In other words, even if I didn’t have an ostomy I would still have Crohn’s and would still have a chronic illness.
If dating and falling in love were like it is in the movies, all we would need would be a good-looking person, a well-written script, and a perfectly chosen song.
I have debated for a while about writing a post on sex.
I know my parents and my parents-in-law and even my grandparents read my blog (I’m giving you fair warning that this is one post you can skip!
I was sitting at the dining room table, across from a home health nurse, and my parents were talking in the kitchen down the hall.

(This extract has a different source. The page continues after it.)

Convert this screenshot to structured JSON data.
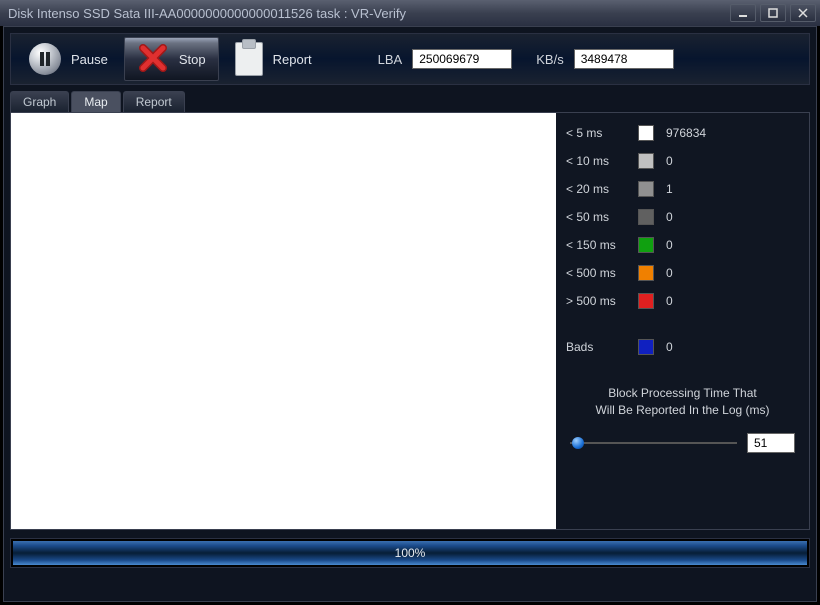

The dating scene can be stressful and often causes the fear of rejection (and that’s without an ostomy) so entering the scene after having surgery can feel a bit intimidating.When I first had my surgery, I made the mistake of telling people on the first date. My eight surgeries and my ostomy consumed my life in the beginning and that’s all I had to talk about. Figuring out how to explain it is probably harder than finding the right time to tell someone.I took time off work to physically heal and put school on hold. Unfortunately, but not surprising, I didn’t hear from any of those men again. Most people I dated had no idea what Crohn’s disease or Ulcerative Colitis was let alone an ostomy. I usually started with “Have you heard of Crohn’s disease or Ulcerative Colitis? I’d get the occasional “yes” and that would make it somewhat easier. Needless to say, very few of the men I dated asked any questions after I told them and many of them, I saw maybe once or twice and then for some reason stopped talking to me.Finding a way to tell that person for the first time is my biggest challenge.I’ve realized over the years that there isn’t a specific time when you tell someone, it’s whenever feels right. I waited until the person got to know me better and it felt that it was leading to something more.